Exercise description:
Restate all the data word for word and omit the pictures.

★ ★ ★

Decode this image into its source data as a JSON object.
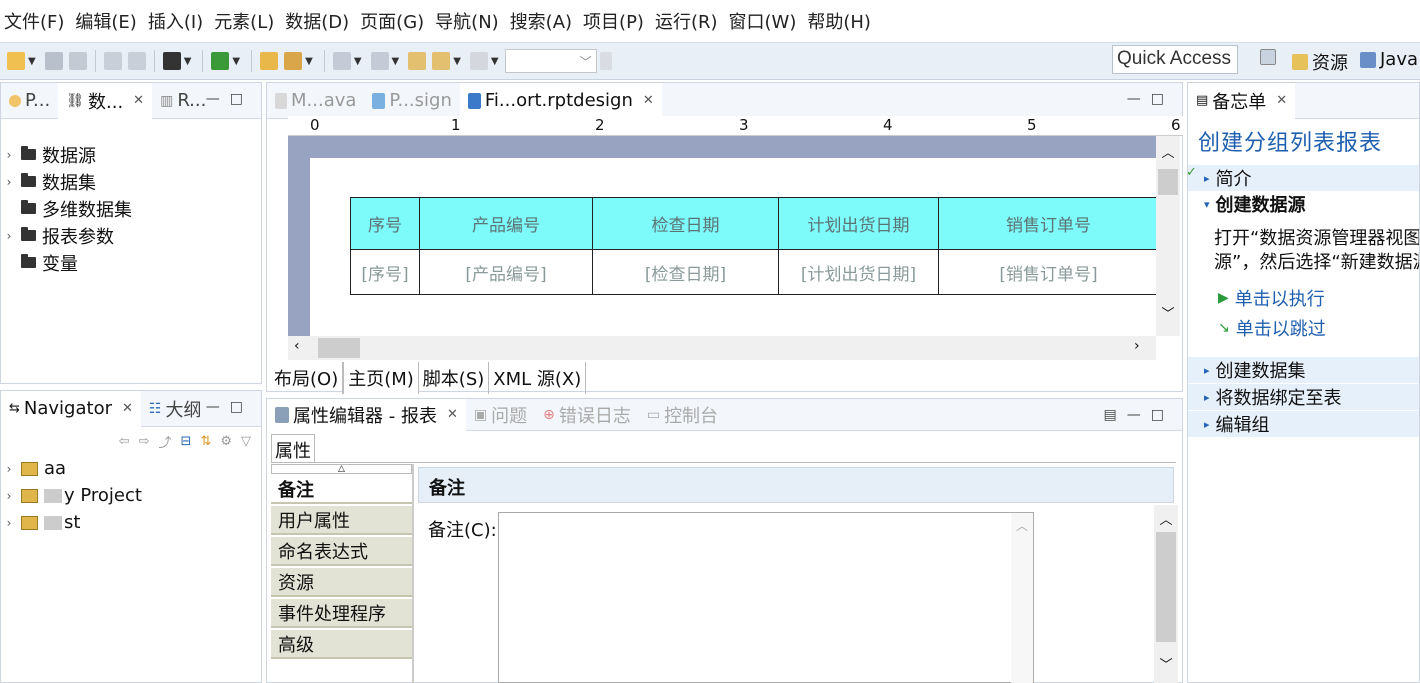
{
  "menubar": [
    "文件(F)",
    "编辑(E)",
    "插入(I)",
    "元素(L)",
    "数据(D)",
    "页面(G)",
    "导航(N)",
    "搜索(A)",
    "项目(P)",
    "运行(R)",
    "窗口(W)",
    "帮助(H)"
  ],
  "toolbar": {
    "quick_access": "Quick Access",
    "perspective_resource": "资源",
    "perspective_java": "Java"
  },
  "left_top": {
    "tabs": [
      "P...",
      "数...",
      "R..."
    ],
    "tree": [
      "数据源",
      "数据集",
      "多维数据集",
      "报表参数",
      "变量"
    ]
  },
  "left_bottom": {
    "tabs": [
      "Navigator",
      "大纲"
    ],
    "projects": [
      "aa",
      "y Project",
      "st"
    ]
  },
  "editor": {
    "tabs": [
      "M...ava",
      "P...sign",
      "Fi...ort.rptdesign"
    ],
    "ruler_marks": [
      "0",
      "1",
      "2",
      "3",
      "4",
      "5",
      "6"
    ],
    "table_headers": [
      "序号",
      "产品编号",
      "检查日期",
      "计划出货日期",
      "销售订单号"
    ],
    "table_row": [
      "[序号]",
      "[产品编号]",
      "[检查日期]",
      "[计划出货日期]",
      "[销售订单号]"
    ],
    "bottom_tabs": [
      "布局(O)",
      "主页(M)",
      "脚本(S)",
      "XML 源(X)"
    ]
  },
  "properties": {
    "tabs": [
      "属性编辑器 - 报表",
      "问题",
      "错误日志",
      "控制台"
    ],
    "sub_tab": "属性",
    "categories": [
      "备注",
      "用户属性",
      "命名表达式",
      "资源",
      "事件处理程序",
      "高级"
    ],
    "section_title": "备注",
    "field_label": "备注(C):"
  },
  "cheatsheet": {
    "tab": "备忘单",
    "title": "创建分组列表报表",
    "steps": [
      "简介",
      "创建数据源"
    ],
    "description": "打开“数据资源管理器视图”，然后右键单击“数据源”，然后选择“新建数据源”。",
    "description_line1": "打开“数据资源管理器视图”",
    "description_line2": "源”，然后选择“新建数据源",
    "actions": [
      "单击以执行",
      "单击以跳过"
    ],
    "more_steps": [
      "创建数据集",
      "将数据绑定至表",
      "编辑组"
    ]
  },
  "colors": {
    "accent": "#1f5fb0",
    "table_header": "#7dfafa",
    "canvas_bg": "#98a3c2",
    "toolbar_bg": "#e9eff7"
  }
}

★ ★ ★

Worked solution:
Decode this image into its source data as a JSON object.
{
  "menubar": [
    "文件(F)",
    "编辑(E)",
    "插入(I)",
    "元素(L)",
    "数据(D)",
    "页面(G)",
    "导航(N)",
    "搜索(A)",
    "项目(P)",
    "运行(R)",
    "窗口(W)",
    "帮助(H)"
  ],
  "toolbar": {
    "quick_access": "Quick Access",
    "perspective_resource": "资源",
    "perspective_java": "Java"
  },
  "left_top": {
    "tabs": [
      "P...",
      "数...",
      "R..."
    ],
    "tree": [
      "数据源",
      "数据集",
      "多维数据集",
      "报表参数",
      "变量"
    ]
  },
  "left_bottom": {
    "tabs": [
      "Navigator",
      "大纲"
    ],
    "projects": [
      "aa",
      "y Project",
      "st"
    ]
  },
  "editor": {
    "tabs": [
      "M...ava",
      "P...sign",
      "Fi...ort.rptdesign"
    ],
    "ruler_marks": [
      "0",
      "1",
      "2",
      "3",
      "4",
      "5",
      "6"
    ],
    "table_headers": [
      "序号",
      "产品编号",
      "检查日期",
      "计划出货日期",
      "销售订单号"
    ],
    "table_row": [
      "[序号]",
      "[产品编号]",
      "[检查日期]",
      "[计划出货日期]",
      "[销售订单号]"
    ],
    "bottom_tabs": [
      "布局(O)",
      "主页(M)",
      "脚本(S)",
      "XML 源(X)"
    ]
  },
  "properties": {
    "tabs": [
      "属性编辑器 - 报表",
      "问题",
      "错误日志",
      "控制台"
    ],
    "sub_tab": "属性",
    "categories": [
      "备注",
      "用户属性",
      "命名表达式",
      "资源",
      "事件处理程序",
      "高级"
    ],
    "section_title": "备注",
    "field_label": "备注(C):"
  },
  "cheatsheet": {
    "tab": "备忘单",
    "title": "创建分组列表报表",
    "steps": [
      "简介",
      "创建数据源"
    ],
    "description": "打开“数据资源管理器视图”，然后右键单击“数据源”，然后选择“新建数据源”。",
    "description_line1": "打开“数据资源管理器视图”",
    "description_line2": "源”，然后选择“新建数据源",
    "actions": [
      "单击以执行",
      "单击以跳过"
    ],
    "more_steps": [
      "创建数据集",
      "将数据绑定至表",
      "编辑组"
    ]
  },
  "colors": {
    "accent": "#1f5fb0",
    "table_header": "#7dfafa",
    "canvas_bg": "#98a3c2",
    "toolbar_bg": "#e9eff7"
  }
}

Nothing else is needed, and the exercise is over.